“What was it in the early church that allowed them to reach their whole world in 30 years, from Acts 1 to Acts 28?” Gaines asked. “Three decades, and they had taken the Gospel all the way from Jerusalem to Rome. How did they do that? Are you ready for this?
“The supernatural power of God. They believed in a supernatural God, which to me is redundant,” Gaines said. “If he’s God, He’s supernatural. If he’s not supernatural, he’s not God.”
New and Old Testament Scripture from various translations augmented his sermon as he referenced several psalms and miracle accounts showcasing God’s promises, protection, power and provision.
He referenced Psalm 23: “The Lord is <i>my</i> shepherd, I shall not want. Are you living in turmoil and strife? He maketh me to lie down in green pastures. He leadeth me beside the still waters.”
“Are you lost?” he asked. “Romans 10:13. Everyone who calls upon the name of the Lord shall be saved.”
“Are you afraid?” he asked. “Isaiah 41:10. Don’t fear, I’m with you…. I am your God. I will strengthen you. Surely I will help you. Surely I will hold you with my righteous right hand.”
Gaines referenced Psalm 91: “The one who lives under the protection of the Most High dwells in the shadow of the Almighty…. He Himself will deliver you from the hunter’s death, from the destructive plague.”
“God is still alive,” Gaines said, “and as long as you are in the will of God, and as long as God still has something for you in this life, you are as safe as you can be.”
Gaines included Mark 11:20-24, Psalm 37:25, Romans 8:32, Philippians 4:19 and other references.
“Do you live life like there’s a supernatural God?” he asked worshippers. “Do the people who know you best believe that you believe in a supernatural God?”
Extending God’s grace, Gaines prayed for the saved who are seeking more of God’s power, the saved who are yet living in sin, and the lost who need salvation.
During SBC Crossover evangelism events June 4-9, the church at 9100 N. Normandale recorded 34 professions of faith in its neighborhood, Michael Crisp, Birchman’s minister to young adults, told the church in a report at the close of worship.

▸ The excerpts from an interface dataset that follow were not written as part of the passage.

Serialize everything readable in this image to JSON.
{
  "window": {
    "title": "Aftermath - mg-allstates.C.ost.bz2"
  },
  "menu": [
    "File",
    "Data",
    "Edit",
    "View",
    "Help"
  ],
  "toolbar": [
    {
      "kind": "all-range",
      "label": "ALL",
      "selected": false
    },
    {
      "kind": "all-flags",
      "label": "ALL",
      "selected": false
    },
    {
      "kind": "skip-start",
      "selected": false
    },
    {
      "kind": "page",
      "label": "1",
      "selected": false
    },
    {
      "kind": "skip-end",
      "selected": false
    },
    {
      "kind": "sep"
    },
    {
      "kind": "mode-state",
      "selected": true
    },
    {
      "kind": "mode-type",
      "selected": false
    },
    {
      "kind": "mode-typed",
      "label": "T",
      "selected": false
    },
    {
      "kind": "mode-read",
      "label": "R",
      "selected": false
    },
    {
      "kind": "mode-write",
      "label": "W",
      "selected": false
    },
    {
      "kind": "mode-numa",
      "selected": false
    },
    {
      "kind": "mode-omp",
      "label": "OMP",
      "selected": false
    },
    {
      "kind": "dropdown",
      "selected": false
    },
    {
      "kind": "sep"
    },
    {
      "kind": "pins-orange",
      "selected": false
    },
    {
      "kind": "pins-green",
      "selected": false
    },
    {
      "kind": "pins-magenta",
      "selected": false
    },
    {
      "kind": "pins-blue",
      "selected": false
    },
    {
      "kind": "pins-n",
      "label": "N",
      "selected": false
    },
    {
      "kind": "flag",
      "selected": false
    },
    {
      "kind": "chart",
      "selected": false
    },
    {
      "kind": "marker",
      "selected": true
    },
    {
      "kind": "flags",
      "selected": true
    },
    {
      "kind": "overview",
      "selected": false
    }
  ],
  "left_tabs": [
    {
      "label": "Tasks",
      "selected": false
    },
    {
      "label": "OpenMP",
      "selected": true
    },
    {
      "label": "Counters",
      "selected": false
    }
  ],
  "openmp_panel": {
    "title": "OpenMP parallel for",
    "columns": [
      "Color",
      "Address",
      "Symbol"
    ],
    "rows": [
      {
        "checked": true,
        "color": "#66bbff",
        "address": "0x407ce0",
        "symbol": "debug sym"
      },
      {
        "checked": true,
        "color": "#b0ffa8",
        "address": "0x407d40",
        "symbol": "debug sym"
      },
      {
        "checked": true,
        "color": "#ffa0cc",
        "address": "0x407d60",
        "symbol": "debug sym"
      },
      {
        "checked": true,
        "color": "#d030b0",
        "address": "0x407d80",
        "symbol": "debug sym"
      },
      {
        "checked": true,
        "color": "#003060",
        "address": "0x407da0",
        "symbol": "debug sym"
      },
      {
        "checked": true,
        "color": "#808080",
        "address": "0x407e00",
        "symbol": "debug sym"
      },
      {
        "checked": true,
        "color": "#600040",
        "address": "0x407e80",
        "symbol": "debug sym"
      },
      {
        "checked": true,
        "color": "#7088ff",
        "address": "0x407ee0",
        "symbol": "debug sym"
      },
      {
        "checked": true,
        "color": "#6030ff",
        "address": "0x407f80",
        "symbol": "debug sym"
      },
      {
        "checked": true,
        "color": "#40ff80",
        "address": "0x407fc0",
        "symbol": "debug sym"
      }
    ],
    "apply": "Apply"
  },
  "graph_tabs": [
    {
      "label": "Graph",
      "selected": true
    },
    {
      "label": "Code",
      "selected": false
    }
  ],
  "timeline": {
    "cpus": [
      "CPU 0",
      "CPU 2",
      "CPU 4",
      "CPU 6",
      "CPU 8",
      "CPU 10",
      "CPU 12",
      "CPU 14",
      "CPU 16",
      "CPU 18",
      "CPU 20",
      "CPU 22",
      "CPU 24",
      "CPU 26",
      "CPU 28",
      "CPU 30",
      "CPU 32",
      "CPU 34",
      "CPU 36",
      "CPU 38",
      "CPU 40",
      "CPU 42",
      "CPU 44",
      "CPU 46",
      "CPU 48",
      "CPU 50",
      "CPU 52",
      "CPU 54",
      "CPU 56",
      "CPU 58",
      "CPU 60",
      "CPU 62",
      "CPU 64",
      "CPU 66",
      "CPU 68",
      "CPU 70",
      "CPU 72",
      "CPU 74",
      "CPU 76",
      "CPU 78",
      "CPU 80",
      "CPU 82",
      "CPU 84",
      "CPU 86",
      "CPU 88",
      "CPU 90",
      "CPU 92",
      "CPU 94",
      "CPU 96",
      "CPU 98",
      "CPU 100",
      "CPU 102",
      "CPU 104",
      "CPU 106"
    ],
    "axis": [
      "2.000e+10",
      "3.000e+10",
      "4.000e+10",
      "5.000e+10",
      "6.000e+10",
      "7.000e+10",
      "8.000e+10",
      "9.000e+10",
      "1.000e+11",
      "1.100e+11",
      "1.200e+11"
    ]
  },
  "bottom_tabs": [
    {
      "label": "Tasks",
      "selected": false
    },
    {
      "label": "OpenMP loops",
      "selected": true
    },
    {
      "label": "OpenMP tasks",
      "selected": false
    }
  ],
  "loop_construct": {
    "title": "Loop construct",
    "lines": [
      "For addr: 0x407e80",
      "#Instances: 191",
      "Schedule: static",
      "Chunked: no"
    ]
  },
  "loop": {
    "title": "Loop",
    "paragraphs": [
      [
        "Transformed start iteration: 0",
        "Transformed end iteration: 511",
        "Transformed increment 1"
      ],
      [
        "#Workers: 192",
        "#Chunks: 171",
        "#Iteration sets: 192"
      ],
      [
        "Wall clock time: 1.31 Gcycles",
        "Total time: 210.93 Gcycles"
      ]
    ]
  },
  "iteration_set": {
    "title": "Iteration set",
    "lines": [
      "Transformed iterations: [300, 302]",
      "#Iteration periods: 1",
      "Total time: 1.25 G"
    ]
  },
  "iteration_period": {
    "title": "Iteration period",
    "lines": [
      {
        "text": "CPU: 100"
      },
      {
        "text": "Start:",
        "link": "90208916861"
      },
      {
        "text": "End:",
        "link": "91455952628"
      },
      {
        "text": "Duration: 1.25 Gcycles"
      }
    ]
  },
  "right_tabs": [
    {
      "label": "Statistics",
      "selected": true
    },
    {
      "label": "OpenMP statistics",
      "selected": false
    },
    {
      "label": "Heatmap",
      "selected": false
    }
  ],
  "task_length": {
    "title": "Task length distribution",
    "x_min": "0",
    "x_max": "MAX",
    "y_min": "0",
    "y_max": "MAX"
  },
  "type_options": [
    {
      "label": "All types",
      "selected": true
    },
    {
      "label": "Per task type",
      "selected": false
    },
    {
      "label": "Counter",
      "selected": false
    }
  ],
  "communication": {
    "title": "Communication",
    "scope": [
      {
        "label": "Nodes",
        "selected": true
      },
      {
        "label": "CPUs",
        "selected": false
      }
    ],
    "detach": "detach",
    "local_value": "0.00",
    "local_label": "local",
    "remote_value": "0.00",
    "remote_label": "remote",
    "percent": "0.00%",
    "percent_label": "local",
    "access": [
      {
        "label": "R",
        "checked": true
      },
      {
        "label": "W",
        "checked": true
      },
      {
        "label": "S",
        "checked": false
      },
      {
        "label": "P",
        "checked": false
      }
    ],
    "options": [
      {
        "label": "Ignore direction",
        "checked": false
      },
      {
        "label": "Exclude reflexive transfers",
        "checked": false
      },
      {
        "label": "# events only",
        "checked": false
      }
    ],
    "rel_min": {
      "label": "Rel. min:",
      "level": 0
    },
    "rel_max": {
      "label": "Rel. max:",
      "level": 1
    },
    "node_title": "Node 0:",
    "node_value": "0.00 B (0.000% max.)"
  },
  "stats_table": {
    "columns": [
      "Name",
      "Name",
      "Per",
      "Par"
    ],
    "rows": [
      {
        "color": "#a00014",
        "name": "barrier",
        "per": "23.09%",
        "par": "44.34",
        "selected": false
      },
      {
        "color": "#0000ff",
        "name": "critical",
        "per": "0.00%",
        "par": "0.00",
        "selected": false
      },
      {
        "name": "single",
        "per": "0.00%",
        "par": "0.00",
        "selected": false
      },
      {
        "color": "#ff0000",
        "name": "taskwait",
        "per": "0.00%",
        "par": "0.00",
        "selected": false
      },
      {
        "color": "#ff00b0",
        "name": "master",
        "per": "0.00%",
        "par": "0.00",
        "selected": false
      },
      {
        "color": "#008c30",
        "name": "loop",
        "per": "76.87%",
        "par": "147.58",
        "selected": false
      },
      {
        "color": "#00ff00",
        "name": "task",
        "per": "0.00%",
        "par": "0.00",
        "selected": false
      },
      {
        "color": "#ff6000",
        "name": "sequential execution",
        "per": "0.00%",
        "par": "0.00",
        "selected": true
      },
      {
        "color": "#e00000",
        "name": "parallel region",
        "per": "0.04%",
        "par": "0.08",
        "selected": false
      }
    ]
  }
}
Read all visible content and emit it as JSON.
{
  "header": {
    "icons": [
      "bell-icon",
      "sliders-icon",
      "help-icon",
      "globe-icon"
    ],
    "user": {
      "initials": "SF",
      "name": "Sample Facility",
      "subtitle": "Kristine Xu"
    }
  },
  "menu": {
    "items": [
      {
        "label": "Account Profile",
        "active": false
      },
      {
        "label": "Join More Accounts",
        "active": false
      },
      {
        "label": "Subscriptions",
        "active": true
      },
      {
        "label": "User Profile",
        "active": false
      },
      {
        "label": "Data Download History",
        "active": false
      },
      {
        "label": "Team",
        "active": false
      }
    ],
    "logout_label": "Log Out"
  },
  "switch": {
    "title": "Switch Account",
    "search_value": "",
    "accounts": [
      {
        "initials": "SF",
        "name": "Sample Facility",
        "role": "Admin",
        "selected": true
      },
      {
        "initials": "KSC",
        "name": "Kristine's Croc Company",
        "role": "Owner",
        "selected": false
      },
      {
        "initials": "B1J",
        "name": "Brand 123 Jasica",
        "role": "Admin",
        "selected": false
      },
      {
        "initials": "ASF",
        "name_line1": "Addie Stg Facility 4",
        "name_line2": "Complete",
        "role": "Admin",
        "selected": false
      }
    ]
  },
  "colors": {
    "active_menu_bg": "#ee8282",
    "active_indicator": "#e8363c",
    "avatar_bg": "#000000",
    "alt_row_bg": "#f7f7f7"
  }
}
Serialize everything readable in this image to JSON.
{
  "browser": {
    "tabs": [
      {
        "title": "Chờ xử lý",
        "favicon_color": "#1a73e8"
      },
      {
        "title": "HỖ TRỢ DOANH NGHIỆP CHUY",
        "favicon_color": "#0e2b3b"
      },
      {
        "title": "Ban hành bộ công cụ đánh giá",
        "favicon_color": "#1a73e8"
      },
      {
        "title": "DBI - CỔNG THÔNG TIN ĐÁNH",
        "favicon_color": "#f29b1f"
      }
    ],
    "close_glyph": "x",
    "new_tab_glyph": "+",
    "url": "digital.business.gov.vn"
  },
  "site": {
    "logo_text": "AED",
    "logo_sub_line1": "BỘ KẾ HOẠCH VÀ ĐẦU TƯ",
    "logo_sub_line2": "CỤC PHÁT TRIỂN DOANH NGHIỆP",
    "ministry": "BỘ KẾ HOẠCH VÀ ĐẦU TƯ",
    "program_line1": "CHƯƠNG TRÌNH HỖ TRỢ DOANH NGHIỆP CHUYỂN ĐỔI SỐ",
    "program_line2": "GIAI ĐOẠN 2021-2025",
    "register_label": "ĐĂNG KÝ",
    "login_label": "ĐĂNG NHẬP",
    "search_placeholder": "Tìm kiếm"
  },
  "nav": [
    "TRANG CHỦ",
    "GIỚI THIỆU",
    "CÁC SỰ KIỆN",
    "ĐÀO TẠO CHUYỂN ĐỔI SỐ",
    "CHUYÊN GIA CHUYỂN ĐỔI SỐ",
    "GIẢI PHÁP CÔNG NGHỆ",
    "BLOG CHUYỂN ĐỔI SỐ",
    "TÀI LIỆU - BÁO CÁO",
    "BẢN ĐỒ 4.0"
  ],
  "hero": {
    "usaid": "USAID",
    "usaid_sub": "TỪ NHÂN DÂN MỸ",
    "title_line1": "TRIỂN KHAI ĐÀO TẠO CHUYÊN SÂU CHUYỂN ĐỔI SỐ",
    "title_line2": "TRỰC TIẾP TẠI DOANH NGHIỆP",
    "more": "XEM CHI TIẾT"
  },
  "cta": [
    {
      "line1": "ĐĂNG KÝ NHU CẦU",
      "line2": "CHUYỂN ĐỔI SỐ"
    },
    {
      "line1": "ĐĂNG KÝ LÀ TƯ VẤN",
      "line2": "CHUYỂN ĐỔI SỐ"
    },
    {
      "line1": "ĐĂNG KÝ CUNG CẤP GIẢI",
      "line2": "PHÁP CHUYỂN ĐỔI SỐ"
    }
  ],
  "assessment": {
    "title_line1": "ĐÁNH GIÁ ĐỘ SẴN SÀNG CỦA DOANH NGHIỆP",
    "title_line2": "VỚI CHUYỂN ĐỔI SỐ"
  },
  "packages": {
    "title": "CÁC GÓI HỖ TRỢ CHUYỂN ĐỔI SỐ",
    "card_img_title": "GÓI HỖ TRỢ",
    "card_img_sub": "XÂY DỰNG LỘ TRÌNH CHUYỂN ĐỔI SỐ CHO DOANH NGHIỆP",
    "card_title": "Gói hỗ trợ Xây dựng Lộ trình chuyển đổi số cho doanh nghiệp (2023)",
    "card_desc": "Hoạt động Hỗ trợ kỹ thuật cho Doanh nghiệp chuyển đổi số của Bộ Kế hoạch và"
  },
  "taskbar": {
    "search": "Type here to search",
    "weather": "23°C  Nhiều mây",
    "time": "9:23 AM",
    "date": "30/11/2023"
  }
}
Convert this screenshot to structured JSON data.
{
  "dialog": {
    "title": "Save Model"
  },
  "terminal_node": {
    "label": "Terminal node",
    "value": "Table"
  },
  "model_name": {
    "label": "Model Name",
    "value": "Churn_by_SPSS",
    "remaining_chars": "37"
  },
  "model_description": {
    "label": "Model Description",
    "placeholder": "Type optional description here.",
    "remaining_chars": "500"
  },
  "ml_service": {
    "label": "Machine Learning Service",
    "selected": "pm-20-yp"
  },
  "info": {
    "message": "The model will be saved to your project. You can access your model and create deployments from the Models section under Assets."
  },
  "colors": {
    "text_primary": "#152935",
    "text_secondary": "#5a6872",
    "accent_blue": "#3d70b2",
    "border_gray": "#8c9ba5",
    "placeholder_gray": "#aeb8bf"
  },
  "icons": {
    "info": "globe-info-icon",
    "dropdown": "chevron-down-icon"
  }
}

Aided by volunteers from Southwestern Baptist Theological Seminary, the church knocked on more than 2,200 doors, engaged in more than 300 Gospel conversations and received 160 requests for follow-up information, Crisp reported.
Bob Pearle is senior pastor.